Top of TASK INPUTS

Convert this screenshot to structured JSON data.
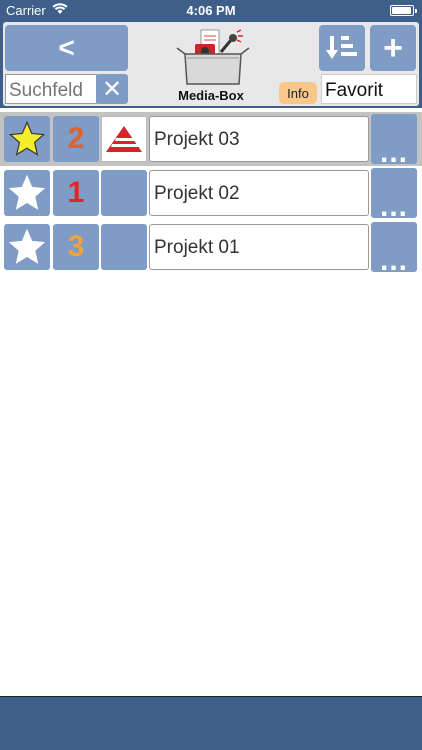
{
  "status_bar": {
    "carrier": "Carrier",
    "time": "4:06 PM"
  },
  "header": {
    "back_label": "<",
    "search_placeholder": "Suchfeld",
    "clear_label": "✕",
    "logo_label": "Media-Box",
    "add_label": "+",
    "info_label": "Info",
    "favorit_label": "Favorit"
  },
  "colors": {
    "bar_blue": "#3e5f8a",
    "button_blue": "#7e9cc6",
    "star_active": "#f5ee2a",
    "rank_2": "#e0622b",
    "rank_1": "#e02626",
    "rank_3": "#f2a23a"
  },
  "projects": [
    {
      "rank": "2",
      "name": "Projekt 03",
      "favorite": true,
      "selected": true,
      "more_label": "..."
    },
    {
      "rank": "1",
      "name": "Projekt 02",
      "favorite": false,
      "selected": false,
      "more_label": "..."
    },
    {
      "rank": "3",
      "name": "Projekt 01",
      "favorite": false,
      "selected": false,
      "more_label": "..."
    }
  ]
}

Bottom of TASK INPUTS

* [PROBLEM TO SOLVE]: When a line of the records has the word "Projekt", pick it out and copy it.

* [EXERCISE ANSWER]:
      "name": "Projekt 03",
      "name": "Projekt 02",
      "name": "Projekt 01",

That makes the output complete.